      We can see here three services: “nginx”, “web” and “postgresql”. “nginx” is linked to “web” and “web” to “postgresql” in order to make them reachable between each other. Also it’s specified that “postgres” service will use the latest version of postgres image from dockerhub and both web and nginx are built using their dockerfiles. Finally, we can see that the web service will run the script written in when the container gets started.

      All commands can be found on the docker official page.

      Nginx configuration:

      To configure nginx we are going to create a directory inside myproject called nginx and create a configuration file called default.conf inside it. Then we will write the following lines:

      server {
         listen 8001;
         charset utf-8;
         location /static/ {
             root /;
         location / {
             proxy_pass http://web:8008;
             proxy_set_header Host $host;
             proxy_set_header X-Real-IP $remote_addr;
             proxy_set_header X-Forwarded-For $proxy_add_x_forwarded_for;
      On this configuration we specify the path of our static files (we have to write the same one that is specified on our file) and also we will set up the reverse proxy to redirect nginx to our gunicorn server. If you can’t see your static folder with your static files, run the command 'python collectstatic' and it will automatically collect the statics for you on the root of the project.
      Also, as nginx is built and not taken from a dockerhub image, we will create a file named Dockerfile inside our nginx directory and write the following code.
      FROM nginx:alpine
      RUN apk update
      RUN apk upgrade
      RUN apk add --update curl
      ADD default.conf /etc/nginx/conf.d/default.conf

      Finally, set up the database configuration

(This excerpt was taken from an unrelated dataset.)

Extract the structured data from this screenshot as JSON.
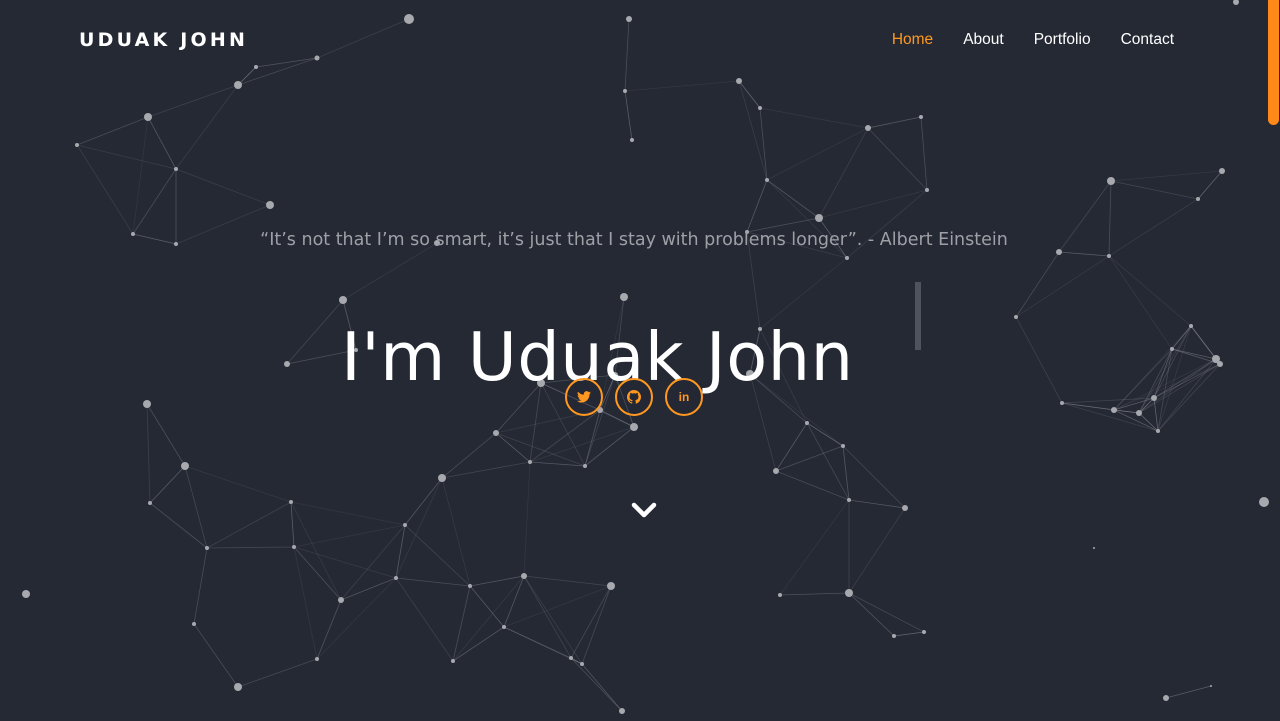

      This configuration will be done on the settings file from our Django project. The database section should look like this:
      DATABASES = {  
          'default': {
             'ENGINE': 'django.db.backends.postgresql_psycopg2',
             'NAME': 'postgres',
             'USER': 'postgres',
             'HOST': 'postgres',
             'PORT': 5432,

      We have linked the service "web" and "postgres" on the docker-compose.yml file already. That means that the "web" service will be able to establish connection with "postgres". To do that, take into account that database settings have to use the host name "postgres" to reach the container.
      The last step is to create a file named 'env' inside 'myproject' folder with the database configuration. This file is referenced in our “env_file” variable on the docker-compose file.
      We should write the following lines on it:

      Environment variables can change depending on the database configuration. All the options can be found on the docker’s environment variables section for postgres.

      It’s done!

      Everyting should be set up now. We only need to go into 'myproject' folder (folder where docker-compose.yml is located) and run 'docker-compose build' to build the containers and 'docker-compose up' to start the containers.

      Then if you go to localhost:8001 you should see the django project working.